■ **Task to complete**:
Copy every line below that has the word "JSON" in it.

[Stored dataset items]
┌──

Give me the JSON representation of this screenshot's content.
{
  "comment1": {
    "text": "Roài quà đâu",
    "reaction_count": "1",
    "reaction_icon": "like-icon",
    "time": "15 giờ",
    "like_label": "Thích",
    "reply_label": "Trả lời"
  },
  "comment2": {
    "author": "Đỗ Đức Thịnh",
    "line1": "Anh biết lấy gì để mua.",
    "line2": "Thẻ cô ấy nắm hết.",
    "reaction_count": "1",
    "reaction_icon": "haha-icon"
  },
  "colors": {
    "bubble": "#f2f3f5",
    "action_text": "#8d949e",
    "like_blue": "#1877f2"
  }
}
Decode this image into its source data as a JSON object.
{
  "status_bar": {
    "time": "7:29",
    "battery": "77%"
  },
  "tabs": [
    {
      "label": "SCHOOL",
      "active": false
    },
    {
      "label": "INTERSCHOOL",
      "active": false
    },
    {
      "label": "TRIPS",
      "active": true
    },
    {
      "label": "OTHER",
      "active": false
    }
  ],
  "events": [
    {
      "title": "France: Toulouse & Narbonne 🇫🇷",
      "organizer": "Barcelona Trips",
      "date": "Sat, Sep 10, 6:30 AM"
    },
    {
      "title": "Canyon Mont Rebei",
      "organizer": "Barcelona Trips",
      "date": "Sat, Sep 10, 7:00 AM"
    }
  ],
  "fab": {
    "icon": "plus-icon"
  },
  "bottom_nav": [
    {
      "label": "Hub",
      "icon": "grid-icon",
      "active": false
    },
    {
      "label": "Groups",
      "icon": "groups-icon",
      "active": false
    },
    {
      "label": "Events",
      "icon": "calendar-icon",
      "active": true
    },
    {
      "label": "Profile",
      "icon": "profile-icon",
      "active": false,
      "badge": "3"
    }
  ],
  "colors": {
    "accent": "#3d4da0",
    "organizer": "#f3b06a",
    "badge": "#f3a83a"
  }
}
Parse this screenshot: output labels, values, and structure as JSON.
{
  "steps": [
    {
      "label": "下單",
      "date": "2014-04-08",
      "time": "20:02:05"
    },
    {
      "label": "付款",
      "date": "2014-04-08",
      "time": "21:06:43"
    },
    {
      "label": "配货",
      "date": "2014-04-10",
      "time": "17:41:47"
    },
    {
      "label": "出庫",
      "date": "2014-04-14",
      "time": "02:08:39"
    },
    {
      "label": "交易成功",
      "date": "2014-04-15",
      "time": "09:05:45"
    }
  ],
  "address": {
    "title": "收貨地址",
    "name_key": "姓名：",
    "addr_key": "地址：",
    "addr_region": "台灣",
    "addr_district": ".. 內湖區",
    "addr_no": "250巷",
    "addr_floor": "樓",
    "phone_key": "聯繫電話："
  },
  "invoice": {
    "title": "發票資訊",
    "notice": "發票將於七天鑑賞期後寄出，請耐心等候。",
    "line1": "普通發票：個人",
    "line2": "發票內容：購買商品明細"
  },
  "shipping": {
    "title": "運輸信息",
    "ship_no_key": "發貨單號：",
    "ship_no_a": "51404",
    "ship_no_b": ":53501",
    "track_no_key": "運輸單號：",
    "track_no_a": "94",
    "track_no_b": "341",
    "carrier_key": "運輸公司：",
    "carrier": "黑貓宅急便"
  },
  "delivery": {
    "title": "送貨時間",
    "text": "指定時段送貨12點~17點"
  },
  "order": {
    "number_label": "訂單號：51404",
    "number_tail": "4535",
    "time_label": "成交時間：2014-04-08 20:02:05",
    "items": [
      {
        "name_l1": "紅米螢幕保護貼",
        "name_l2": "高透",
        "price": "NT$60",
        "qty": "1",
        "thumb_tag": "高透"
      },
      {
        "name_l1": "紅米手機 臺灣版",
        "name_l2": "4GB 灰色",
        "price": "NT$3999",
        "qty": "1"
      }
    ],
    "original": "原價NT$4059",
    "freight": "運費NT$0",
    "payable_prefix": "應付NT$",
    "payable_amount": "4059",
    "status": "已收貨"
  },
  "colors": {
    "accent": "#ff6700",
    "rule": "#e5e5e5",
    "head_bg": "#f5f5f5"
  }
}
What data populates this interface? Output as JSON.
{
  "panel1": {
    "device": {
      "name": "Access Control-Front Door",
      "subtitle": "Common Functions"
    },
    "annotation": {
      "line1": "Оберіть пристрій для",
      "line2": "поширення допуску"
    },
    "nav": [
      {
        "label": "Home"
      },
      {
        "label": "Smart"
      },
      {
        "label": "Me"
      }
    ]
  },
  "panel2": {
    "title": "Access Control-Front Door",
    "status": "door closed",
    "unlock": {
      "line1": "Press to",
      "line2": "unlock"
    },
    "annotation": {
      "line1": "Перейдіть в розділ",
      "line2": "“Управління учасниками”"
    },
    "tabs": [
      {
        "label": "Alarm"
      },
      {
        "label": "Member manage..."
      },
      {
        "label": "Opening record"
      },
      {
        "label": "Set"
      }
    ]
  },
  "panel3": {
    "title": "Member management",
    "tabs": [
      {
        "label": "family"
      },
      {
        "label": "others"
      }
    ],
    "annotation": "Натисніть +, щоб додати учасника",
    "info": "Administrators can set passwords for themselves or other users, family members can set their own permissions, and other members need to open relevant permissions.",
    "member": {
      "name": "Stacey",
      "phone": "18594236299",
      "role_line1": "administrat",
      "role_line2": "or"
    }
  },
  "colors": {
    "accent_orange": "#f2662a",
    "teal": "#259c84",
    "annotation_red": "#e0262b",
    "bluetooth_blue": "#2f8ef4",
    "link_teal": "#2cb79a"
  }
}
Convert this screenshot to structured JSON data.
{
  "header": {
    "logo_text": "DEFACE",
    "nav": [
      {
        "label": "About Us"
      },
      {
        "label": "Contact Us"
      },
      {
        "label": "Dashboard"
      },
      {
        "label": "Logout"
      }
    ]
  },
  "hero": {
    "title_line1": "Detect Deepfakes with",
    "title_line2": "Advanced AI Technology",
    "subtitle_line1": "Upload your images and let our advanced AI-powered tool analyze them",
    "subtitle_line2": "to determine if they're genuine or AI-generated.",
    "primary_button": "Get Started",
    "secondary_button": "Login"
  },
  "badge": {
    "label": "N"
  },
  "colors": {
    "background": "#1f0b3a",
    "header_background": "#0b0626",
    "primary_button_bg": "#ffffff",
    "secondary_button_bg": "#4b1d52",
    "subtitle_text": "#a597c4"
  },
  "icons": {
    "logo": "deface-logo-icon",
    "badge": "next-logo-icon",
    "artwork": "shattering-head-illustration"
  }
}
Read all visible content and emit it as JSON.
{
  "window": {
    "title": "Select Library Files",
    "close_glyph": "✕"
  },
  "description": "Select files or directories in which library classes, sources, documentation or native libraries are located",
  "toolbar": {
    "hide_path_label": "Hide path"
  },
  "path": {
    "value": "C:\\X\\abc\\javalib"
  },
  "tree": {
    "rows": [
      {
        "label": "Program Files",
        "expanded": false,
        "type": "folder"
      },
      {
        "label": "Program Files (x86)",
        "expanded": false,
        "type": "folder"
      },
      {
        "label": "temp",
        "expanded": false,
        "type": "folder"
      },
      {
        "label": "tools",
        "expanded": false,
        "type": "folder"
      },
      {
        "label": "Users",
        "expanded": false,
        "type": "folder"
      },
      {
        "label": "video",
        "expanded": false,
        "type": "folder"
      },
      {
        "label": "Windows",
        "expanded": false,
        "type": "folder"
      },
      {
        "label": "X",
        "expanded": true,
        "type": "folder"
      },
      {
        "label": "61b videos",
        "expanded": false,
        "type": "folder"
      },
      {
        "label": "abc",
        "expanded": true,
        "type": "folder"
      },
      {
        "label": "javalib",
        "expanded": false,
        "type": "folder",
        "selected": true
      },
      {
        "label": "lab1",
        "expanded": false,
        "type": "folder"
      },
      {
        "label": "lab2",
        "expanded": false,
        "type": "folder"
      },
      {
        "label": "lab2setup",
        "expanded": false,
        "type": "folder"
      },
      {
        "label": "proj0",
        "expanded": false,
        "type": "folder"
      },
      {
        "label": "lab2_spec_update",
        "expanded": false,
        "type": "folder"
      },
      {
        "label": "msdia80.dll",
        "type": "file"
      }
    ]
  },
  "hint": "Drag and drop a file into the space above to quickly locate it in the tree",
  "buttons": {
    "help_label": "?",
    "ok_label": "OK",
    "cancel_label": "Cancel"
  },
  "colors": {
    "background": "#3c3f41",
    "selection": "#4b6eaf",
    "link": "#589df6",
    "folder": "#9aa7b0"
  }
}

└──

■ **Answer to this exercise**:
Give me the JSON representation of this screenshot's content.
Decode this image into its source data as a JSON object.
Parse this screenshot: output labels, values, and structure as JSON.
What data populates this interface? Output as JSON.
Convert this screenshot to structured JSON data.
Read all visible content and emit it as JSON.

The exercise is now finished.